Chronic pain looks different. Owners may think pets are just “getting old,” “slowing down,” or “going senile.” Geriatric pets may sleep more or pass on the five-mile jog, but major behavioral changes may indicate underlying pain. The old cat that poops outside the box may not be senile, but too achy to climb stairs or get into the litter pan. The old dog that doesn’t greet you when you return home may not simply be deaf, but also reluctant to rise because his back hurts. The pet with cancer who stops eating may not be succumbing to the tumor, but merely reacting to being in pain. All these animals can benefit significantly from appropriate medications.
Do not, I repeat, do not take something from your own medicine cabinet and give it to your pet. They have different biochemistry and physiology than humans. Too many animals have died when well-meaning owners gave them the wrong drugs. Always consult your veterinarian about pain medication.
What about side effects and safety? All drugs have potential risks, and elderly animals are more prone to problems such as kidney or liver disease that predispose to adverse reactions.
We can avoid risk completely by never giving pain medications, but is that the right thing to do? How do we decide when benefit outweighs risk? Pre-treatment screening, appropriate dosing, ancillary supportive care, and regular monitoring all serve to let us relieve suffering while minimizing risk.

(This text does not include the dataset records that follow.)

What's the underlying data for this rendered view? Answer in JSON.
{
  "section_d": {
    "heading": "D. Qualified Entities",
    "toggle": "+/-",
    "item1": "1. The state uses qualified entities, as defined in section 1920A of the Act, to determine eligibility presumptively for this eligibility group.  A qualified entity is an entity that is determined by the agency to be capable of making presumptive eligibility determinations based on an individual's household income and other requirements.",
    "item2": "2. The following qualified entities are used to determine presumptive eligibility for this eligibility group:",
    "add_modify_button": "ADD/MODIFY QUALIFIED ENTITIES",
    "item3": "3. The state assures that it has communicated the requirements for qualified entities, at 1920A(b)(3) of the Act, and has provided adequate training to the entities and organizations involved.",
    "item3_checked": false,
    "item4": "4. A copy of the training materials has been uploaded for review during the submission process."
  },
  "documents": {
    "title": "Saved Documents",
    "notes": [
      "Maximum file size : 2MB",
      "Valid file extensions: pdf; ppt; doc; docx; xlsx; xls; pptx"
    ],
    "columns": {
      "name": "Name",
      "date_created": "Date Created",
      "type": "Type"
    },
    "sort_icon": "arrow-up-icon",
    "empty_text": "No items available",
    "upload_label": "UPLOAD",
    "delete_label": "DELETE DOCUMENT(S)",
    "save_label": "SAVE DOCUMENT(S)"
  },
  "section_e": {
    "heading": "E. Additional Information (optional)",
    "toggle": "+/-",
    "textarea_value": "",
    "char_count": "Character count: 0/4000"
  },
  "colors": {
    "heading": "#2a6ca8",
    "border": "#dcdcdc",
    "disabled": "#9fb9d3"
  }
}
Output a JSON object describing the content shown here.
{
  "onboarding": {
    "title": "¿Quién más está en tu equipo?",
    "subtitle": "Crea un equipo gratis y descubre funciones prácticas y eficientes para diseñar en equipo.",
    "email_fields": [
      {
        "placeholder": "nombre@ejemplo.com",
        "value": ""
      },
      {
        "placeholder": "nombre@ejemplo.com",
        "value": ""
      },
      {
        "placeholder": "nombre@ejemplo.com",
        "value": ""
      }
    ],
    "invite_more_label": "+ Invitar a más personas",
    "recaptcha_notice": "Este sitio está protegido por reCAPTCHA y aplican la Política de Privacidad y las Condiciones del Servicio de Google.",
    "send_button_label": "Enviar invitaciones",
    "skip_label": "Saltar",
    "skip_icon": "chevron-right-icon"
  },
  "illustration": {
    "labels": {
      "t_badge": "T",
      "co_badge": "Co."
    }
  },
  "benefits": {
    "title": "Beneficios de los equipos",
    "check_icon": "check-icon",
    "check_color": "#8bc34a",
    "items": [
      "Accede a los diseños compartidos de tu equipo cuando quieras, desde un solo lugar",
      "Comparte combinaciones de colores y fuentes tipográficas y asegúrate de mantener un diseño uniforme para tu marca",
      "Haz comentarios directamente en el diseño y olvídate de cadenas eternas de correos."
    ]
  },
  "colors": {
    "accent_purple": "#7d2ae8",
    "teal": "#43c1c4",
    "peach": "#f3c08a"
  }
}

If your pet is exhibiting any of the behaviors discussed today, they may be in pain. They can’t go to the drugstore themselves. They can’t tell us in words when they are hurting. They count on us to interpret their behavior correctly, to advocate for them, and to assure their days are comfortable and free from pain.